- [Instructions for the task]
Write out all the data verbatim. Skip images.

- [Data supplied]
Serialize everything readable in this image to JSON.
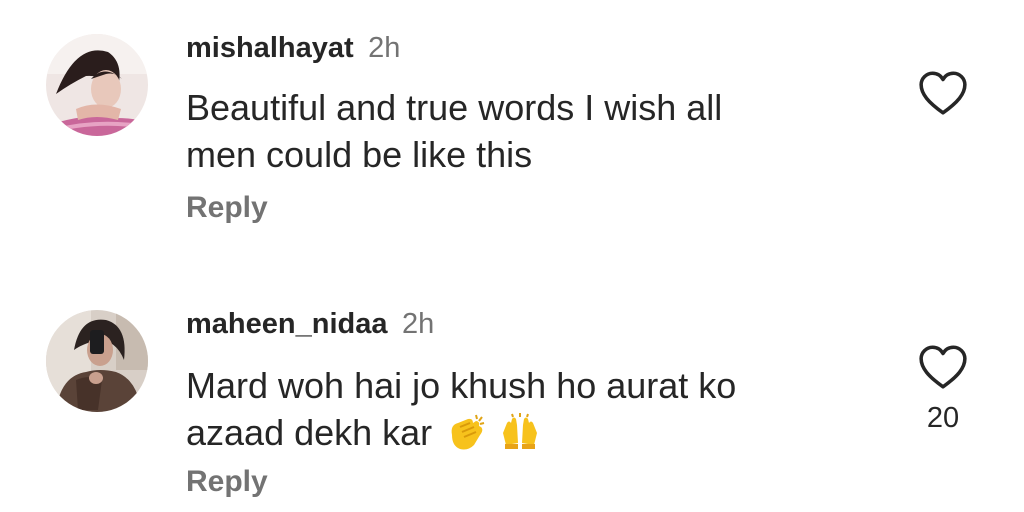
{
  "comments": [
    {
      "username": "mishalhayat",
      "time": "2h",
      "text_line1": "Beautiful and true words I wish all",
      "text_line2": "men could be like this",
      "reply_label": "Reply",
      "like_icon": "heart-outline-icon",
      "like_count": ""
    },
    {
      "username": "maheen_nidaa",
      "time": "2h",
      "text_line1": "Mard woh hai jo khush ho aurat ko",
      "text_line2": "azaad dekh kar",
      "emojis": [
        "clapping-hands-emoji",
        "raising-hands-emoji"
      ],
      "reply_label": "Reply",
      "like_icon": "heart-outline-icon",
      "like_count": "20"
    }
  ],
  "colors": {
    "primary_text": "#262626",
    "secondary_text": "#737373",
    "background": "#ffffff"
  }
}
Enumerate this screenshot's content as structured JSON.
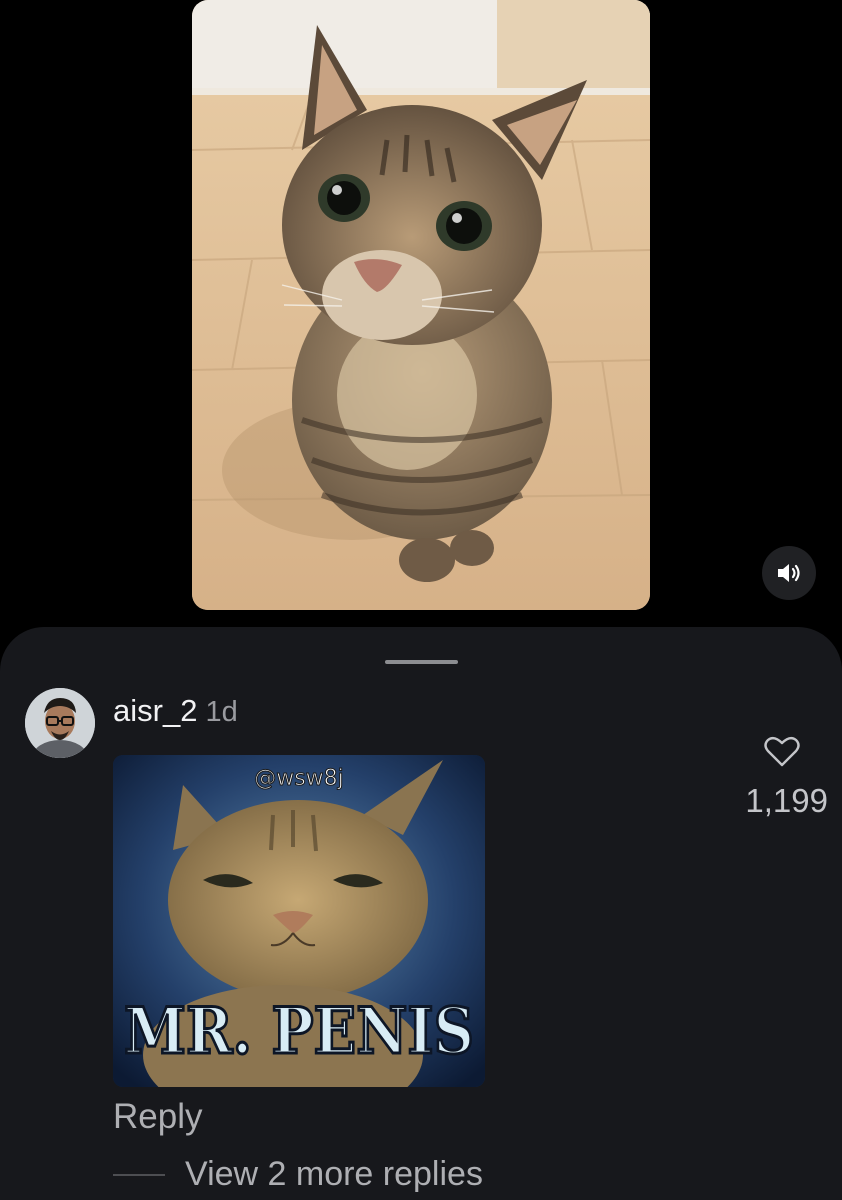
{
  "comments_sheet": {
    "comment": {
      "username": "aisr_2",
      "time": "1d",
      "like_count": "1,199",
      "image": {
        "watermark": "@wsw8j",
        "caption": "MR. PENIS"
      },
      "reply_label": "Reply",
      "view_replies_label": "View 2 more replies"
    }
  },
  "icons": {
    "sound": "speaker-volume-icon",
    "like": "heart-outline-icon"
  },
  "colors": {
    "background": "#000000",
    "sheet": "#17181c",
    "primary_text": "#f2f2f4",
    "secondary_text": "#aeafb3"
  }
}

- [Result of this exercise]
Serialize everything readable in this image to JSON.
{
  "comments": [
    {
      "username": "mishalhayat",
      "time": "2h",
      "text_line1": "Beautiful and true words I wish all",
      "text_line2": "men could be like this",
      "reply_label": "Reply",
      "like_icon": "heart-outline-icon",
      "like_count": ""
    },
    {
      "username": "maheen_nidaa",
      "time": "2h",
      "text_line1": "Mard woh hai jo khush ho aurat ko",
      "text_line2": "azaad dekh kar",
      "emojis": [
        "clapping-hands-emoji",
        "raising-hands-emoji"
      ],
      "reply_label": "Reply",
      "like_icon": "heart-outline-icon",
      "like_count": "20"
    }
  ],
  "colors": {
    "primary_text": "#262626",
    "secondary_text": "#737373",
    "background": "#ffffff"
  }
}
Enumerate this screenshot's content as structured JSON.
{
  "comments_sheet": {
    "comment": {
      "username": "aisr_2",
      "time": "1d",
      "like_count": "1,199",
      "image": {
        "watermark": "@wsw8j",
        "caption": "MR. PENIS"
      },
      "reply_label": "Reply",
      "view_replies_label": "View 2 more replies"
    }
  },
  "icons": {
    "sound": "speaker-volume-icon",
    "like": "heart-outline-icon"
  },
  "colors": {
    "background": "#000000",
    "sheet": "#17181c",
    "primary_text": "#f2f2f4",
    "secondary_text": "#aeafb3"
  }
}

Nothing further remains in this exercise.